1/7th of the total production must be set aside for tawny port, “so the port industry does not run out of wine.” But Taylor’s reserve more. “We think that is where the market is going. Tawnys are more visceral, drink year around, you can chill them in the summer, probably pair better with desserts.”
And what about the wines?
Right, some tasting notes of course. This is what was poured:
2008 Late Bottled Vintage: Heavy aromas of dark chocolate, a wee bit of mothball, silky texture. Good acidity, the sweetness of the wine is hardly traceable. Still very young, for the cellar. I find myself thinking, this is how glögg should taste.
1995 Quinta de Vargellas: Fully integrated, tremendous punch in both scent and mouth feel. Very good.
2005 Quinta de Vargellas: And now for something completely different! Warmer, sweeter, rich, overwhelming tannin structure, banana, more bite.
1985 Taylor’s Vintage Port: Lovely integrated, lush, generous, dried fruit, coffee. Loved this one.
2000 Taylor’s Vintage Port: I think this won my heart today, this had something the others did not have. Very, very nice.
2011 Taylor’s Vintage Port: Fantastic, but a bit difficult to evaluate at the moment. Very powerful.
Taylor’s 10 years old Tawny: A bit harsh, I think.
Taylor’s 20 years old Tawny: Much better. Lovely texture, great wine!
Taylor’s 30 years old Tawny: Better than the 20 year old, more of everything.
Taylor’s 40 years old Tawny: This is Taylor’s saying “I rest my case.” I have nothing to add. Perfection in a bottle, bluntly, tacky, and clichéishly put.
1964 Single Harvest Tawny Port: Immensely impressive. Perfection.
So, have I gotten any wiser? One of my questions was about the drinking age. Young, old, somewhere in between? I sit with the 2000 and 2011, with the 1985 in fresh memory. The 2000, I think. I don’t know. Maybe. Maybe 10 years is good enough. But the 1985, its texture, so silky and integrated!
And the tawnys. Not to be forgotten! They proved as good as the vintage ports, so I will definitely buy more of them. You certainly do not have to exclude them in any way.
Many, many thanks to Jorge Ramos and Taylor’s for sharing the wines and the story behind Taylor’s, and many many thanks to Catharina and the rest of the crew at VinUnic for this wonderful experience. Thank you!
On a more personal note, some twenty years ago I was in Porto for about a week. Our focus was not wine, rather the sun and the ocean, but being in Porto it is difficult not to explore the port supply (or demand, for that matter). So, on one of the days we boarded a guided bus tour, “Porto and the Port Wine,” led by this thirtysomething lunatic Englishman. Apart from the usual tourist musts of Porto, which we enjoyed very much, we visited Graham’s, and a purchase of a 1977 Graham’s Vintage Port. I still have it. Interested?

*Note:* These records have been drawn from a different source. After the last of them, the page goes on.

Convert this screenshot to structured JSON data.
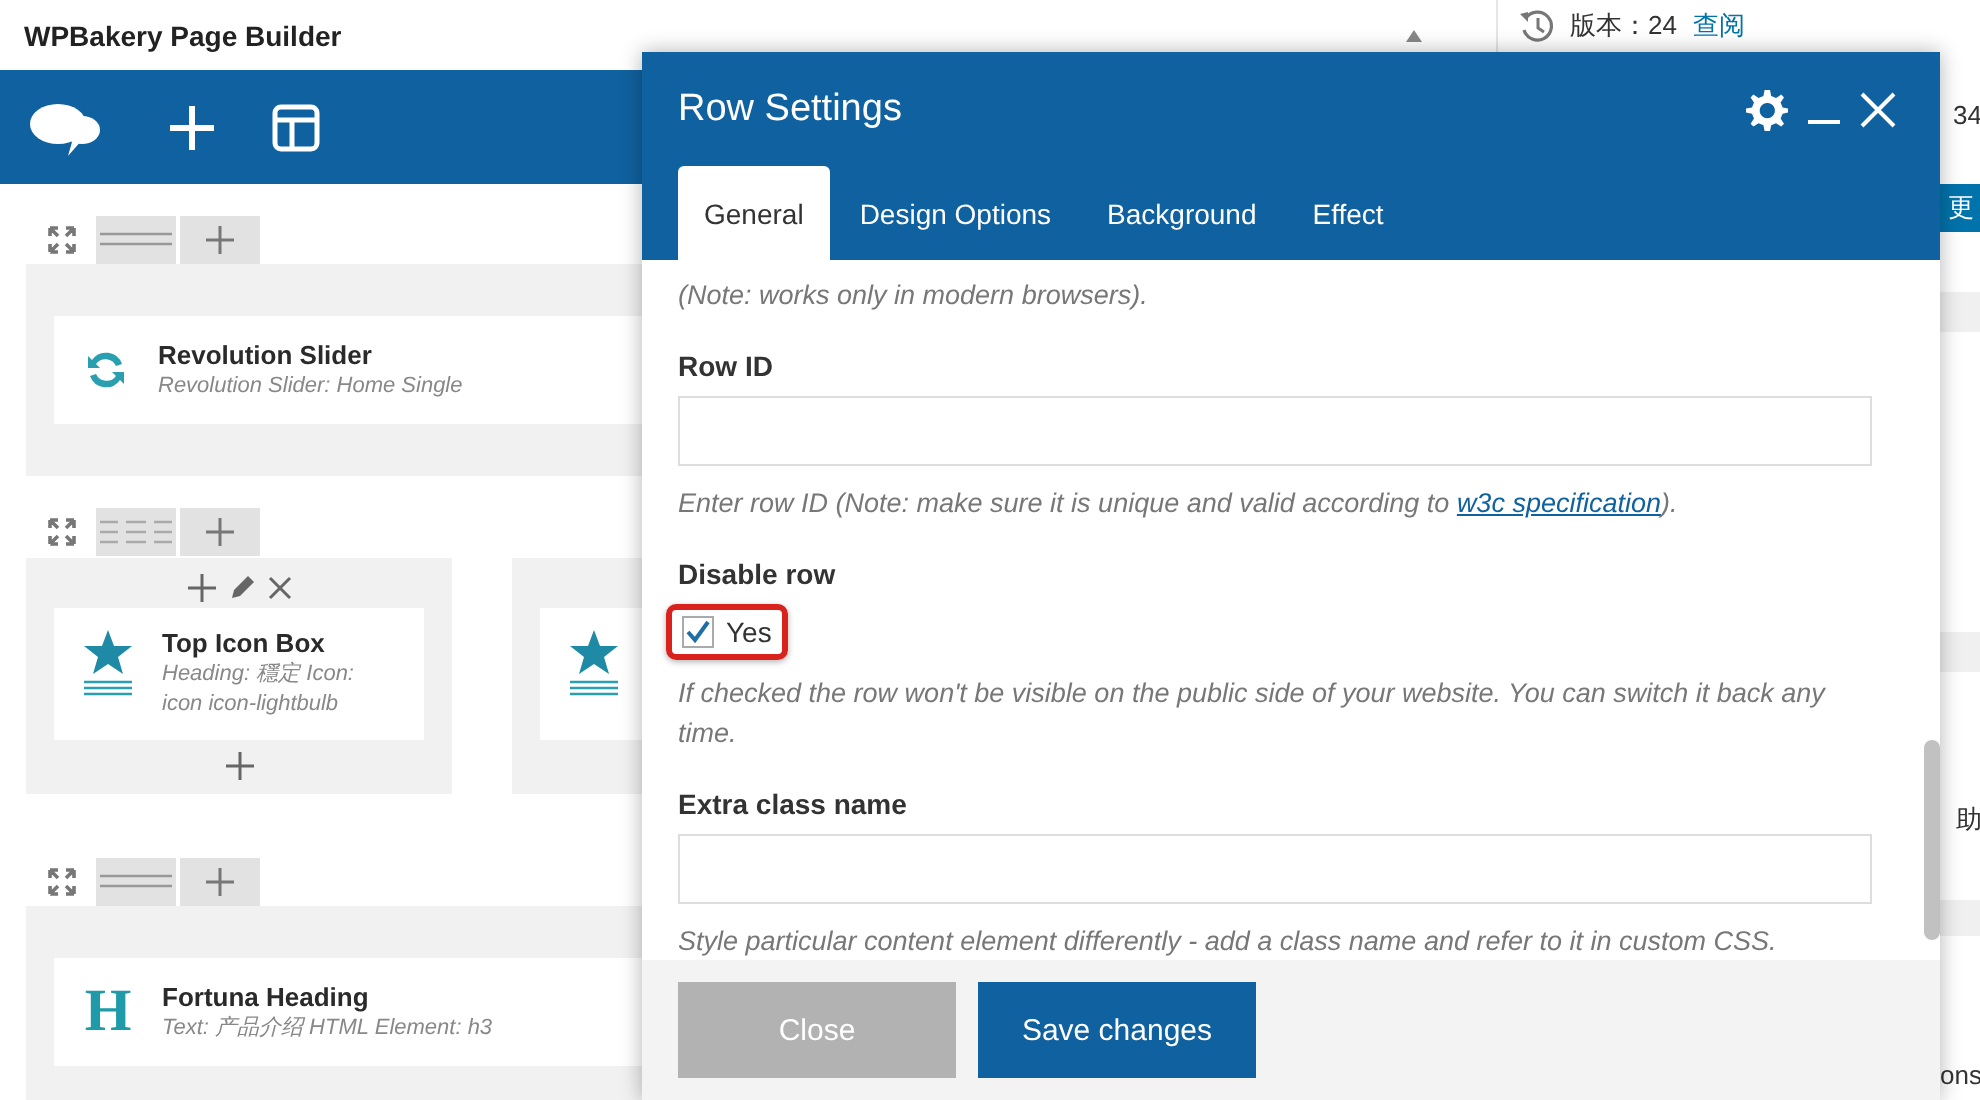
{
  "builder": {
    "title": "WPBakery Page Builder"
  },
  "rows": [
    {
      "kind": "single",
      "columns": [
        {
          "elements": [
            {
              "kind": "slider",
              "title": "Revolution Slider",
              "subtitle": "Revolution Slider: Home Single"
            }
          ]
        }
      ]
    },
    {
      "kind": "thirds",
      "columns": [
        {
          "hovered": true,
          "elements": [
            {
              "kind": "icon_box",
              "title": "Top Icon Box",
              "subtitle": "Heading: 穩定 Icon: icon icon-lightbulb"
            }
          ]
        },
        {
          "elements": [
            {
              "kind": "icon_box"
            }
          ]
        }
      ]
    },
    {
      "kind": "single",
      "columns": [
        {
          "elements": [
            {
              "kind": "heading",
              "icon_text": "H",
              "title": "Fortuna Heading",
              "subtitle": "Text: 产品介绍 HTML Element: h3"
            }
          ]
        }
      ]
    }
  ],
  "sidebar": {
    "version_label": "版本：24",
    "version_link": "查阅",
    "count": "34",
    "button": "更",
    "note": "助",
    "tail": "ons"
  },
  "modal": {
    "title": "Row Settings",
    "tabs": [
      {
        "label": "General",
        "selected": true
      },
      {
        "label": "Design Options",
        "selected": false
      },
      {
        "label": "Background",
        "selected": false
      },
      {
        "label": "Effect",
        "selected": false
      }
    ],
    "note": "(Note: works only in modern browsers).",
    "fields": [
      {
        "kind": "text",
        "label": "Row ID",
        "help": "Enter row ID (Note: make sure it is unique and valid according to ",
        "help_link": "w3c specification",
        "help_after": ")."
      },
      {
        "kind": "checkbox",
        "label": "Disable row",
        "option": "Yes",
        "checked": true,
        "highlighted": true,
        "help": "If checked the row won't be visible on the public side of your website. You can switch it back any time."
      },
      {
        "kind": "text",
        "label": "Extra class name",
        "help": "Style particular content element differently - add a class name and refer to it in custom CSS."
      }
    ],
    "buttons": [
      {
        "label": "Close",
        "kind": "secondary"
      },
      {
        "label": "Save changes",
        "kind": "primary"
      }
    ]
  }
}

Strangely enough however, a few rather odd facts about Porto have remained in my mind since then. Firstly, and this is of course according to our guide, the lunatic Englishman, you do not simply ask for a coffee in Porto. No. “You could of course ask for a “un caffey por favore,” but that is so touristic. Ask for a “Cimbalino,” and the locals will shine up. You see, Cimbalino is the manufacturer’s name of the ancient coffee machines that were first used in Porto. So in Porto, Cimbalino equals coffee!”
Secondly, he guided us through the basis of Porto traffic driving. “There are only three traffic rules in Porto. One: there are only two official speed limits. Full speed, or full stop. Two: possession is nine tenths of the law. And finally, three: There is no overtaking on either side in Porto. Unless there is space, of course. And twelve inches, is space.”
A week later I run into one of the other participants at another event. We discuss the Taylor tasting briefly, and he confesses that “I have always considered myself as not a tawny guy, but that tasting changed all that!”